[Page and application data records]
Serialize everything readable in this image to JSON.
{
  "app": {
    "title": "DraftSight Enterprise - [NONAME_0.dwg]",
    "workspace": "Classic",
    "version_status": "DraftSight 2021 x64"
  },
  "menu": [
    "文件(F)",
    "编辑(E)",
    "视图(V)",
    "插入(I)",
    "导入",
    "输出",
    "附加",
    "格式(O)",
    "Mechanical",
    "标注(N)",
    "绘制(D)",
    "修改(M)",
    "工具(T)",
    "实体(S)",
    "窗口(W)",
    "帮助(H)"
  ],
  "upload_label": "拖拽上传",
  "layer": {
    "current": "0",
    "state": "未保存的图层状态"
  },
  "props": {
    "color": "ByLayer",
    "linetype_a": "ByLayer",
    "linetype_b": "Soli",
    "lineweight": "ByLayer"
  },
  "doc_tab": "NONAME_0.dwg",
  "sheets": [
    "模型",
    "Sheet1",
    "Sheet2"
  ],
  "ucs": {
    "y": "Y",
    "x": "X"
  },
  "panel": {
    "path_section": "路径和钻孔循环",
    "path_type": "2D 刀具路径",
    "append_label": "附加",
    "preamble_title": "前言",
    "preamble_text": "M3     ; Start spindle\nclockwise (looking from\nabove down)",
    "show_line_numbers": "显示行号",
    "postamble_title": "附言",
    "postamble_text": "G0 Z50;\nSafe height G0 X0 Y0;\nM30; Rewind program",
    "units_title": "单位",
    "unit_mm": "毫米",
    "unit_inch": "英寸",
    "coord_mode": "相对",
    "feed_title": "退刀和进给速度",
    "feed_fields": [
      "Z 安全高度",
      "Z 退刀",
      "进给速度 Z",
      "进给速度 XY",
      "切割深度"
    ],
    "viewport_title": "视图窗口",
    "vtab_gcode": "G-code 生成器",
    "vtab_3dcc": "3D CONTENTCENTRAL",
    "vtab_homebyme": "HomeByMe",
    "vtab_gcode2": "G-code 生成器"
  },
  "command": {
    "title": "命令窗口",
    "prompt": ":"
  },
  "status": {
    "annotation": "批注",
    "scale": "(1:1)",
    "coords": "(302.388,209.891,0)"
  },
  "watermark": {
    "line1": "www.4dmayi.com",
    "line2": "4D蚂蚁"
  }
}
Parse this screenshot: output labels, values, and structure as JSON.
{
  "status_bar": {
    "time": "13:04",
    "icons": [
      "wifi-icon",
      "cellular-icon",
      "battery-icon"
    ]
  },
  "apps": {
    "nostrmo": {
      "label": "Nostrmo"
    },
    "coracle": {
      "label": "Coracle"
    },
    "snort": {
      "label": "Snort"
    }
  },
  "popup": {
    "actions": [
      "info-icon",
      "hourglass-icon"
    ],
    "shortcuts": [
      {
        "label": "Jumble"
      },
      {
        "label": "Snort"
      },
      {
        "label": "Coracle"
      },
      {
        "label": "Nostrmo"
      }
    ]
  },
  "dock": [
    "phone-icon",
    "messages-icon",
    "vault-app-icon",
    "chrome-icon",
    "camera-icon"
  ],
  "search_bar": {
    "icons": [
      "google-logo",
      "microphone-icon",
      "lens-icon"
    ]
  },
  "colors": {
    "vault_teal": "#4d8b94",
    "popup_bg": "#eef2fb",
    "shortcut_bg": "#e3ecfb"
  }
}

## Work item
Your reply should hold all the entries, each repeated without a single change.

## Response to this task
Serialize everything readable in this image to JSON.
{
  "app": {
    "title": "DraftSight Enterprise - [NONAME_0.dwg]",
    "workspace": "Classic",
    "version_status": "DraftSight 2021 x64"
  },
  "menu": [
    "文件(F)",
    "编辑(E)",
    "视图(V)",
    "插入(I)",
    "导入",
    "输出",
    "附加",
    "格式(O)",
    "Mechanical",
    "标注(N)",
    "绘制(D)",
    "修改(M)",
    "工具(T)",
    "实体(S)",
    "窗口(W)",
    "帮助(H)"
  ],
  "upload_label": "拖拽上传",
  "layer": {
    "current": "0",
    "state": "未保存的图层状态"
  },
  "props": {
    "color": "ByLayer",
    "linetype_a": "ByLayer",
    "linetype_b": "Soli",
    "lineweight": "ByLayer"
  },
  "doc_tab": "NONAME_0.dwg",
  "sheets": [
    "模型",
    "Sheet1",
    "Sheet2"
  ],
  "ucs": {
    "y": "Y",
    "x": "X"
  },
  "panel": {
    "path_section": "路径和钻孔循环",
    "path_type": "2D 刀具路径",
    "append_label": "附加",
    "preamble_title": "前言",
    "preamble_text": "M3     ; Start spindle\nclockwise (looking from\nabove down)",
    "show_line_numbers": "显示行号",
    "postamble_title": "附言",
    "postamble_text": "G0 Z50;\nSafe height G0 X0 Y0;\nM30; Rewind program",
    "units_title": "单位",
    "unit_mm": "毫米",
    "unit_inch": "英寸",
    "coord_mode": "相对",
    "feed_title": "退刀和进给速度",
    "feed_fields": [
      "Z 安全高度",
      "Z 退刀",
      "进给速度 Z",
      "进给速度 XY",
      "切割深度"
    ],
    "viewport_title": "视图窗口",
    "vtab_gcode": "G-code 生成器",
    "vtab_3dcc": "3D CONTENTCENTRAL",
    "vtab_homebyme": "HomeByMe",
    "vtab_gcode2": "G-code 生成器"
  },
  "command": {
    "title": "命令窗口",
    "prompt": ":"
  },
  "status": {
    "annotation": "批注",
    "scale": "(1:1)",
    "coords": "(302.388,209.891,0)"
  },
  "watermark": {
    "line1": "www.4dmayi.com",
    "line2": "4D蚂蚁"
  }
}
Parse this screenshot: output labels, values, and structure as JSON.
{
  "status_bar": {
    "time": "13:04",
    "icons": [
      "wifi-icon",
      "cellular-icon",
      "battery-icon"
    ]
  },
  "apps": {
    "nostrmo": {
      "label": "Nostrmo"
    },
    "coracle": {
      "label": "Coracle"
    },
    "snort": {
      "label": "Snort"
    }
  },
  "popup": {
    "actions": [
      "info-icon",
      "hourglass-icon"
    ],
    "shortcuts": [
      {
        "label": "Jumble"
      },
      {
        "label": "Snort"
      },
      {
        "label": "Coracle"
      },
      {
        "label": "Nostrmo"
      }
    ]
  },
  "dock": [
    "phone-icon",
    "messages-icon",
    "vault-app-icon",
    "chrome-icon",
    "camera-icon"
  ],
  "search_bar": {
    "icons": [
      "google-logo",
      "microphone-icon",
      "lens-icon"
    ]
  },
  "colors": {
    "vault_teal": "#4d8b94",
    "popup_bg": "#eef2fb",
    "shortcut_bg": "#e3ecfb"
  }
}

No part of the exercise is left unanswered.